Instead my argument is political, about the conception of individuals’ power in our society. The right to be forgotten conjures up the idea of a passive, isolated individual, outside of society. This is a figment of an imagination that believes individuals should exist in the shadows and bureaucrats should act as our puppet masters.
By contrast, at the heart of a right to privacy is the conception of us all as engaged citizens. As social beings we interact in public life. However, sometimes we need downtime from it. A right to privacy recognises that a social existence demands a public and a private life, both of which we control.
A remarkably apropos and proleptic piece of writing, considering the events of the last few days here in the UK; I suspect privacy will be a hot topic here for a good few weeks to come, too. But before we sign off on this one, let’s make a call-back to Bill Gibson’s thoughts from last year on making your past unGooglable:
… I don’t find this a very realistic idea, however much the prospect of millions of people living out their lives in individual witness protection programs, prisoners of their own youthful folly, appeals to my novelistic Kafka glands. Nor do I take much comfort in the thought that Google itself would have to be trusted never to link one’s sober adulthood to one’s wild youth, which surely the search engine, wielding as yet unimagined tools of transparency, eventually could and would do.
I imagine that those who are indiscreet on the Web will continue to have to make the best of it, while sharper cookies, pocketing nyms and proxy cascades (as sharper cookies already do), slouch toward an ever more Googleable future, one in which Google, to some even greater extent than it does now, helps us decide what we’ll do next.

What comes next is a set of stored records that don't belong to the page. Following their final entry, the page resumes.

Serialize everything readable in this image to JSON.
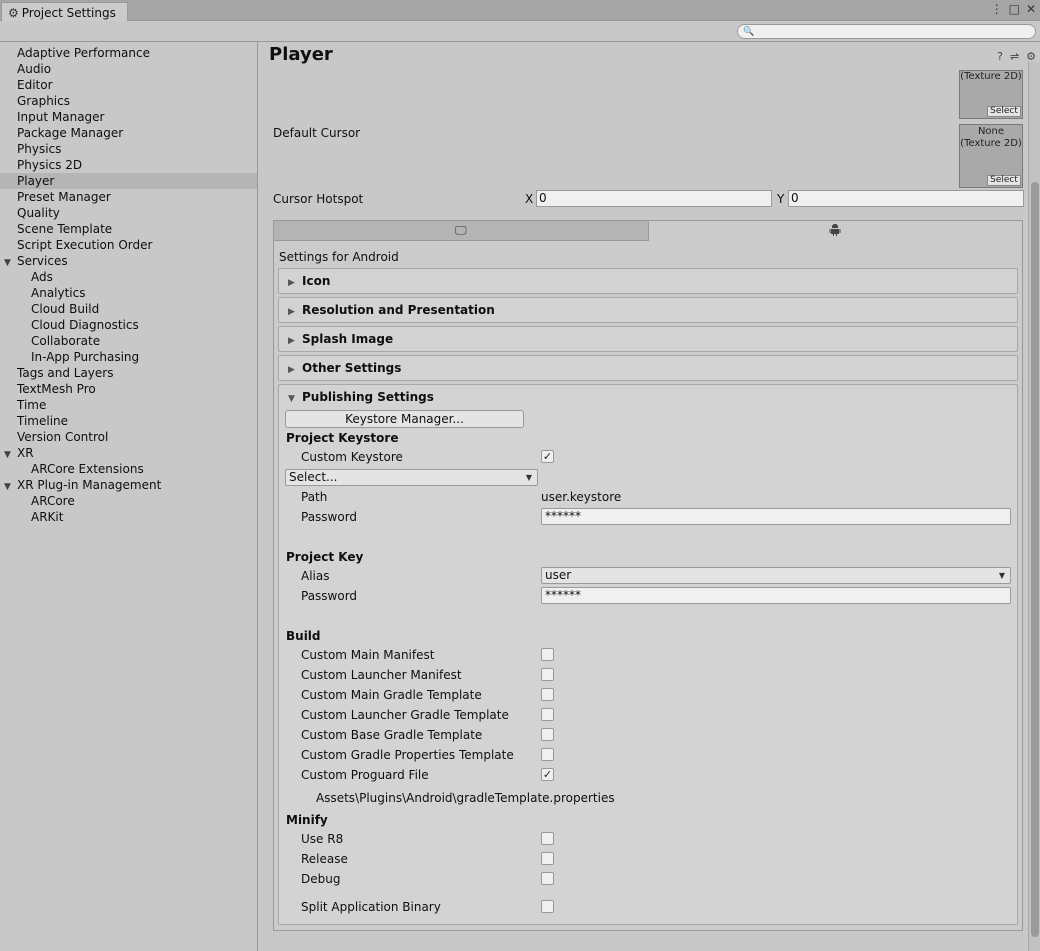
{
  "window": {
    "tab_title": "Project Settings",
    "search_placeholder": ""
  },
  "sidebar": {
    "items": [
      {
        "label": "Adaptive Performance",
        "level": 0
      },
      {
        "label": "Audio",
        "level": 0
      },
      {
        "label": "Editor",
        "level": 0
      },
      {
        "label": "Graphics",
        "level": 0
      },
      {
        "label": "Input Manager",
        "level": 0
      },
      {
        "label": "Package Manager",
        "level": 0
      },
      {
        "label": "Physics",
        "level": 0
      },
      {
        "label": "Physics 2D",
        "level": 0
      },
      {
        "label": "Player",
        "level": 0,
        "selected": true
      },
      {
        "label": "Preset Manager",
        "level": 0
      },
      {
        "label": "Quality",
        "level": 0
      },
      {
        "label": "Scene Template",
        "level": 0
      },
      {
        "label": "Script Execution Order",
        "level": 0
      },
      {
        "label": "Services",
        "level": 0,
        "expanded": true
      },
      {
        "label": "Ads",
        "level": 1
      },
      {
        "label": "Analytics",
        "level": 1
      },
      {
        "label": "Cloud Build",
        "level": 1
      },
      {
        "label": "Cloud Diagnostics",
        "level": 1
      },
      {
        "label": "Collaborate",
        "level": 1
      },
      {
        "label": "In-App Purchasing",
        "level": 1
      },
      {
        "label": "Tags and Layers",
        "level": 0
      },
      {
        "label": "TextMesh Pro",
        "level": 0
      },
      {
        "label": "Time",
        "level": 0
      },
      {
        "label": "Timeline",
        "level": 0
      },
      {
        "label": "Version Control",
        "level": 0
      },
      {
        "label": "XR",
        "level": 0,
        "expanded": true
      },
      {
        "label": "ARCore Extensions",
        "level": 1
      },
      {
        "label": "XR Plug-in Management",
        "level": 0,
        "expanded": true
      },
      {
        "label": "ARCore",
        "level": 1
      },
      {
        "label": "ARKit",
        "level": 1
      }
    ]
  },
  "main": {
    "title": "Player",
    "default_icon_texture_label": "(Texture 2D)",
    "default_cursor_label": "Default Cursor",
    "default_cursor_texture_none": "None",
    "default_cursor_texture_type": "(Texture 2D)",
    "select_label": "Select",
    "cursor_hotspot_label": "Cursor Hotspot",
    "hotspot_x_label": "X",
    "hotspot_x_value": "0",
    "hotspot_y_label": "Y",
    "hotspot_y_value": "0",
    "settings_for": "Settings for Android",
    "foldouts": [
      "Icon",
      "Resolution and Presentation",
      "Splash Image",
      "Other Settings"
    ],
    "publishing": {
      "title": "Publishing Settings",
      "keystore_manager_button": "Keystore Manager...",
      "project_keystore_header": "Project Keystore",
      "custom_keystore_label": "Custom Keystore",
      "custom_keystore_checked": true,
      "keystore_select_value": "Select...",
      "path_label": "Path",
      "path_value": "user.keystore",
      "password_label": "Password",
      "keystore_password_value": "******",
      "project_key_header": "Project Key",
      "alias_label": "Alias",
      "alias_value": "user",
      "key_password_value": "******",
      "build_header": "Build",
      "build_items": [
        {
          "label": "Custom Main Manifest",
          "checked": false
        },
        {
          "label": "Custom Launcher Manifest",
          "checked": false
        },
        {
          "label": "Custom Main Gradle Template",
          "checked": false
        },
        {
          "label": "Custom Launcher Gradle Template",
          "checked": false
        },
        {
          "label": "Custom Base Gradle Template",
          "checked": false
        },
        {
          "label": "Custom Gradle Properties Template",
          "checked": false
        },
        {
          "label": "Custom Proguard File",
          "checked": true
        }
      ],
      "proguard_path": "Assets\\Plugins\\Android\\gradleTemplate.properties",
      "minify_header": "Minify",
      "minify_items": [
        {
          "label": "Use R8",
          "checked": false
        },
        {
          "label": "Release",
          "checked": false
        },
        {
          "label": "Debug",
          "checked": false
        }
      ],
      "split_binary_label": "Split Application Binary",
      "split_binary_checked": false
    }
  }
}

We adapt. And better still, we don’t even notice ourselves adapting… possibly because we’re too busy panicking about the idea of having to adapt.
[ Cue resurrection of OMG GOOGLE IZ TOO BIG KILL IT WIV FIRE! riff in 5… 4… 3… ]